Normalcy is a term we’ve all become accustomed to hearing in the news as we emerge from the pandemic lockdown. The oil and gas industry is also in the midst of finding normalcy, not only with the reduction in workforce as a result of COVID-19, but contending with the supply and demand pressure in the market. In a June 4th OPEC+ meeting, the 23-member group announced an extension of production cutbacks, minus Mexico, which indicated it is moving forward with plans to revive its oil industry. Nigeria and Iraq failed to meet production cuts set in April and committed to deeper cuts over the next three months.
Several operators in the U.S. shut in wells as a result of market volatility over the past several months. With travel and movement restrictions lifting, coupled with an improving job market, the demand for oil has increased slightly. All good signs of a recovery, especially after the price per barrel went negative in April; however, most oil and gas producers are not able to make a profit with WTI below $40 per barrel, the benchmark for U.S. crude.

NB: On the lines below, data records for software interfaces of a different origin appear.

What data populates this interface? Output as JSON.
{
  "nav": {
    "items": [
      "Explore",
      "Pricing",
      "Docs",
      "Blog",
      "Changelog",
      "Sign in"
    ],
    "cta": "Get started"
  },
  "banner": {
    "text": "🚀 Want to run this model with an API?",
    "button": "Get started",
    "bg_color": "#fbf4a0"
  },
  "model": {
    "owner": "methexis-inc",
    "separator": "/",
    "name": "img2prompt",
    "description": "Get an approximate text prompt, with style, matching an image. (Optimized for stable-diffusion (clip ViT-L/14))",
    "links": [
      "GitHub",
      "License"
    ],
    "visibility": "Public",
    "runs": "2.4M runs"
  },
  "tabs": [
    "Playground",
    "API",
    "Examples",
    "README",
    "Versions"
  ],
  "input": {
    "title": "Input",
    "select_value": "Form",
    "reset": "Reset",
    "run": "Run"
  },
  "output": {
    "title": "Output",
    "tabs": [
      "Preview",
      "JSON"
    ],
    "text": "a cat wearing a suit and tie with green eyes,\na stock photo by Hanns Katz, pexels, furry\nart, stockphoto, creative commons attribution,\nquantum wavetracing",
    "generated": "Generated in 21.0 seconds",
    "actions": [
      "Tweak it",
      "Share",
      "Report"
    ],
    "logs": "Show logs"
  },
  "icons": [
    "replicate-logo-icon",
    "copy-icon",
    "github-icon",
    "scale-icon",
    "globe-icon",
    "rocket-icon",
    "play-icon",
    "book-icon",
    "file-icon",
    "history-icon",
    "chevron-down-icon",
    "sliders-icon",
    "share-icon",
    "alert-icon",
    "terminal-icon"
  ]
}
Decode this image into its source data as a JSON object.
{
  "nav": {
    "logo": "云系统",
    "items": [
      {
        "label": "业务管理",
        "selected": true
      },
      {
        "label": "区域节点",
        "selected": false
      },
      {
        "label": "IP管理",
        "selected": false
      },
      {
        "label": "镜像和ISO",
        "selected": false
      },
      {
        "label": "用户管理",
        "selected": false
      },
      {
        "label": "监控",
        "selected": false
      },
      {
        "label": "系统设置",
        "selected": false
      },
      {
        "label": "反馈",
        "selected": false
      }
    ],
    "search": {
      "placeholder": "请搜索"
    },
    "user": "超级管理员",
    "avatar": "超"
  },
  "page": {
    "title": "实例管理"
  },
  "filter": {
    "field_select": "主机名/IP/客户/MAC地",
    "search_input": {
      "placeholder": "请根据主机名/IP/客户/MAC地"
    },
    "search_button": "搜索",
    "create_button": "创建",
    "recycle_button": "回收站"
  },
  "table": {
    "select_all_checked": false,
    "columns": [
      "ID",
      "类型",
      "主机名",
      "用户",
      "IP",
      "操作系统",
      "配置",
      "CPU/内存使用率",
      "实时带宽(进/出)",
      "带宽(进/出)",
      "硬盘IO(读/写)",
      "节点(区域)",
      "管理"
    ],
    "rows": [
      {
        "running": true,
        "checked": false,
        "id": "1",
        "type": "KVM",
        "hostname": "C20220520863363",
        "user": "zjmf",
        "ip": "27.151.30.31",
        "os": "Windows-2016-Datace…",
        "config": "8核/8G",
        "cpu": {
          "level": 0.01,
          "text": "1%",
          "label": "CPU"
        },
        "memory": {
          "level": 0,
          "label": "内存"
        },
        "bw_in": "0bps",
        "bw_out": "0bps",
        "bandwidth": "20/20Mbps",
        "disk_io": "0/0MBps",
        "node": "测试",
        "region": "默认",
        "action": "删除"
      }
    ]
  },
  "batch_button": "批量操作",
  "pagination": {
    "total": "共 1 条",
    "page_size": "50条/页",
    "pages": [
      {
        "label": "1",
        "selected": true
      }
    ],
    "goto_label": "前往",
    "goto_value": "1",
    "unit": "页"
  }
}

Industry experts believe that the oil futures price will not go negative again and expect to see the price per barrel in the $40 range for the remainder of 2020 and increasing to $50 in 2021, $55 in 2022 and reaching $65 in 2023.
In this issue of OILMAN, our feature article is about natural gas trading by Rebecca Ponton, the author of Breaking the Gas Ceiling: Women in the Offshore Oil and Gas Industry. There is also an interview with energy trading’s first female CEO, as well as a tribute to the late Ian Taylor, Chairman of Vitol, so make sure to read this multi-faceted, three-part feature.

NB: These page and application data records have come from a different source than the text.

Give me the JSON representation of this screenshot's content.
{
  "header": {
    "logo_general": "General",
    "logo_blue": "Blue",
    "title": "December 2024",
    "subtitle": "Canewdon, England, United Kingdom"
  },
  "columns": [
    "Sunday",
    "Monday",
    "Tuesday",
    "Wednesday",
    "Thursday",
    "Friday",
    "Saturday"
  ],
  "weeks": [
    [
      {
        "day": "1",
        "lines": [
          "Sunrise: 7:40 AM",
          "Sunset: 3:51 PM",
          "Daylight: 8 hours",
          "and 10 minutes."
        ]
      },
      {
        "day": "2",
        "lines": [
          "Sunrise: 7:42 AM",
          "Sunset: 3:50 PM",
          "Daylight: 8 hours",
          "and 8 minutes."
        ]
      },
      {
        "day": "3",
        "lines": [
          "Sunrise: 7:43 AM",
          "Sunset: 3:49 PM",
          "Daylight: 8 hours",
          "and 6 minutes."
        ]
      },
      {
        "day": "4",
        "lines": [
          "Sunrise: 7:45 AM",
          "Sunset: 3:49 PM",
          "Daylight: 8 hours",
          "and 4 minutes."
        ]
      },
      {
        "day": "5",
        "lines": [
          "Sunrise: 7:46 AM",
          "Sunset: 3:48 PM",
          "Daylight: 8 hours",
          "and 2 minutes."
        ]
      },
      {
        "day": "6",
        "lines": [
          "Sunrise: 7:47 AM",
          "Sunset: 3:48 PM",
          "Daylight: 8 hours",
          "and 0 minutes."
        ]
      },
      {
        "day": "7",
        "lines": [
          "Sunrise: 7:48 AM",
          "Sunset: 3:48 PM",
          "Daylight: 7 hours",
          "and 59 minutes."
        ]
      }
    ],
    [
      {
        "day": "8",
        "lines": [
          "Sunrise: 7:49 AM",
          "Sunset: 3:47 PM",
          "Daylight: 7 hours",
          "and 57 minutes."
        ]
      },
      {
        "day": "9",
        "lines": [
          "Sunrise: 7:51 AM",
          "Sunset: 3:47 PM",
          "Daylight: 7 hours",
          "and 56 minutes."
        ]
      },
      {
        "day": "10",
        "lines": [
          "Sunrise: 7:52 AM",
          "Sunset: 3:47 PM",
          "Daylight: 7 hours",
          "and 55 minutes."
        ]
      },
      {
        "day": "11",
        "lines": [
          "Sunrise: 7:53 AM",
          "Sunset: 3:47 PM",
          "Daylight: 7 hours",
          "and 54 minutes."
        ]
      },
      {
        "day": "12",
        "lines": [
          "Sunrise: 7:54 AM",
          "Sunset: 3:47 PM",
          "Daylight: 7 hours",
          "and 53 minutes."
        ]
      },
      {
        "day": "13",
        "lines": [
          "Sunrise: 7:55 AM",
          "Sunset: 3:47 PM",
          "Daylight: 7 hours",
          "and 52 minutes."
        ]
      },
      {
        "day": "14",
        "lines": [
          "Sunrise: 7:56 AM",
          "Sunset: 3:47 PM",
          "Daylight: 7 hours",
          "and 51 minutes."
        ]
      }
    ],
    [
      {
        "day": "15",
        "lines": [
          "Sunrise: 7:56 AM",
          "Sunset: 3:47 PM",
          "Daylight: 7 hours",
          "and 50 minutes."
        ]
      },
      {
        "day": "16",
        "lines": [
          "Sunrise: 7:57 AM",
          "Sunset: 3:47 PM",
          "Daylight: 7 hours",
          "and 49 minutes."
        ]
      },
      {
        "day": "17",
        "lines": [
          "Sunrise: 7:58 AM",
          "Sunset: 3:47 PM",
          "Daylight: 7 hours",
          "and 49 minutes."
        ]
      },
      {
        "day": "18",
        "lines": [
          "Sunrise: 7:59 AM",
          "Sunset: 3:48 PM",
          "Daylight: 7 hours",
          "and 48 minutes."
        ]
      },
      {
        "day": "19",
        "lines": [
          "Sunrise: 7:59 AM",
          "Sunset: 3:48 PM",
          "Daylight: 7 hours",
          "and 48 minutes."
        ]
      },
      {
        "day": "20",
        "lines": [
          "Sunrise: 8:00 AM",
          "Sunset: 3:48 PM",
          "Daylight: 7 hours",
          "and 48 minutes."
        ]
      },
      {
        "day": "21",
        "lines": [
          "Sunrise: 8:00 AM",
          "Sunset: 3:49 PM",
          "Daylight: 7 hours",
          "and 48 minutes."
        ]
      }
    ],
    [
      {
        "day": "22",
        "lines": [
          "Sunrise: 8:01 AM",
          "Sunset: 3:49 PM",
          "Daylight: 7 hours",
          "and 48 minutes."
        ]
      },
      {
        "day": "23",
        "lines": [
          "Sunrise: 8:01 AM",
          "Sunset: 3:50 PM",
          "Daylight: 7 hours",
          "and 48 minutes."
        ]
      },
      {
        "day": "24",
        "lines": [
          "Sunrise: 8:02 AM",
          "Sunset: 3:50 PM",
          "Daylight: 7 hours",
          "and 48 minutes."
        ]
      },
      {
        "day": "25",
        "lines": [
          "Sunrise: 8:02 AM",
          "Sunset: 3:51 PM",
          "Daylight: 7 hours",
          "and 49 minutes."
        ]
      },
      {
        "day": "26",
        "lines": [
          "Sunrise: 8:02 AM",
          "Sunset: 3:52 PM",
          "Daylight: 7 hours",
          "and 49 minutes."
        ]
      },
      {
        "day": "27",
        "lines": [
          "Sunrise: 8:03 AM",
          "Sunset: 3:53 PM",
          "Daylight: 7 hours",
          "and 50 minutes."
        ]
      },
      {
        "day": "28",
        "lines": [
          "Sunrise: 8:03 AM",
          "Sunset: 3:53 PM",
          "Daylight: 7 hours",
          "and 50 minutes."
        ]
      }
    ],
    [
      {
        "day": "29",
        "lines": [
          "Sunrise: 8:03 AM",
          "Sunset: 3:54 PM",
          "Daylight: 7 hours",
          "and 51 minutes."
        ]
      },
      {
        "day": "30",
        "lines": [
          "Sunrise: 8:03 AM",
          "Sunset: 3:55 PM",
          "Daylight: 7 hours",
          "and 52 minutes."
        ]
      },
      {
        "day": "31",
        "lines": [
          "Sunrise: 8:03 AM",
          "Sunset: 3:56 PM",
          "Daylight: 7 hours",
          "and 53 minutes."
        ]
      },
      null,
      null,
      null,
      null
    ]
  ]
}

The CEO of U.S. Energy Media, Emmanuel Sullivan is a technical writer who has built up his profile in the oil and gas industry. He lives and works in Houston, where he publishes Oilman and Oilwoman on a bimonthly basis, and Energies quarterly, distributing the magazine to energy thought leaders and professionals throughout the United States and around the world. At a time when technology is rapidly changing, he provides an invaluable service to oil & gas, and renewable energy executives, engineers, and managers, offering them both broad and specific looks at the topics that affect their livelihoods. Sullivan earned his BA in Communications at Thomas Edison State University and his MA in Professional Writing at Chatham University.

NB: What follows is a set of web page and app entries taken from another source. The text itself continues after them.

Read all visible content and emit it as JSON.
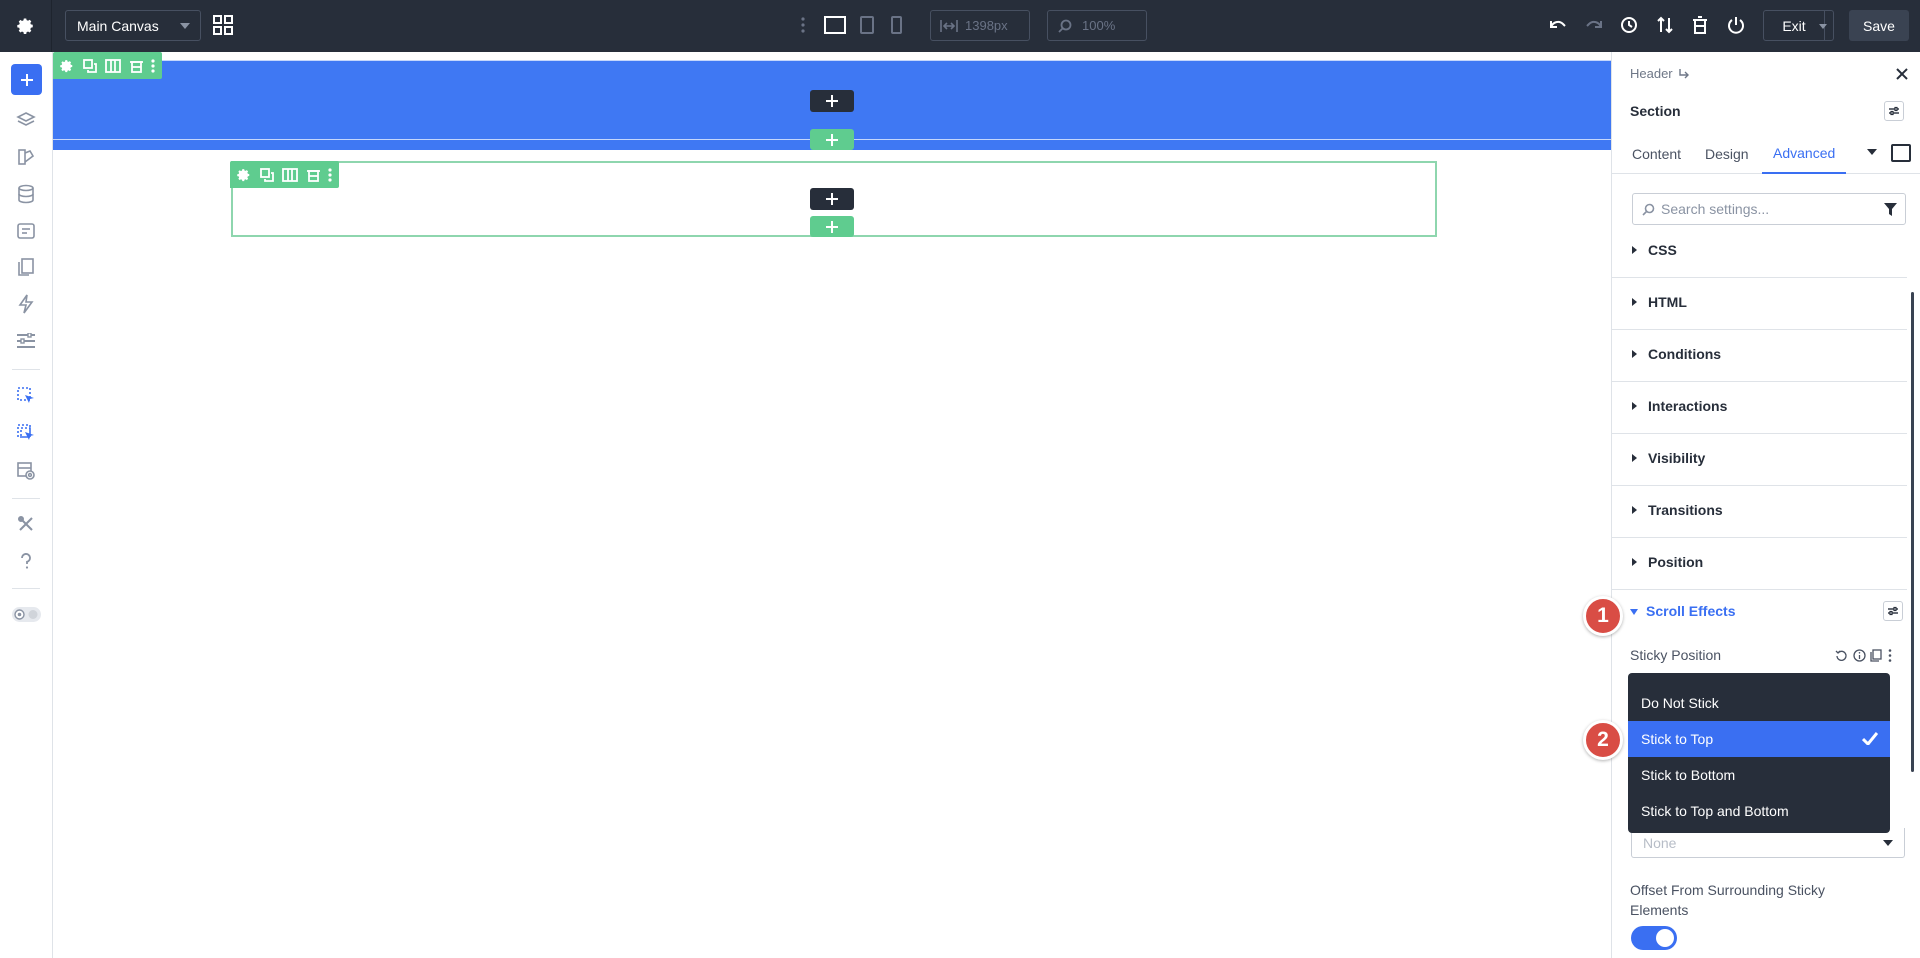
{
  "topbar": {
    "canvas_select": "Main Canvas",
    "width_value": "1398px",
    "zoom_value": "100%",
    "exit_label": "Exit",
    "save_label": "Save"
  },
  "canvas": {
    "plus_symbol": "+"
  },
  "panel": {
    "breadcrumb": "Header",
    "title": "Section",
    "tabs": [
      {
        "label": "Content"
      },
      {
        "label": "Design"
      },
      {
        "label": "Advanced"
      }
    ],
    "search_placeholder": "Search settings...",
    "groups": [
      {
        "label": "CSS"
      },
      {
        "label": "HTML"
      },
      {
        "label": "Conditions"
      },
      {
        "label": "Interactions"
      },
      {
        "label": "Visibility"
      },
      {
        "label": "Transitions"
      },
      {
        "label": "Position"
      }
    ],
    "scroll_effects": {
      "label": "Scroll Effects",
      "sticky_label": "Sticky Position",
      "options": [
        {
          "label": "Do Not Stick"
        },
        {
          "label": "Stick to Top"
        },
        {
          "label": "Stick to Bottom"
        },
        {
          "label": "Stick to Top and Bottom"
        }
      ],
      "selected_option": "Stick to Top",
      "none_value": "None",
      "offset_label": "Offset From Surrounding Sticky Elements",
      "offset_enabled": true
    }
  },
  "annotations": {
    "step1": "1",
    "step2": "2"
  },
  "colors": {
    "accent": "#3a6ff2",
    "header_section": "#3f78f3",
    "module_green": "#5fcc8f",
    "dark": "#272e3a",
    "badge_red": "#d94d45"
  }
}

Oil and gas operations are commonly found in remote locations far from company headquarters. Now, it's possible to monitor pump operations, collate and analyze seismic data, and track employees around the world from almost anywhere. Whether employees are in the office or in the field, the internet and related applications enable a greater multidirectional flow of information – and control – than ever before.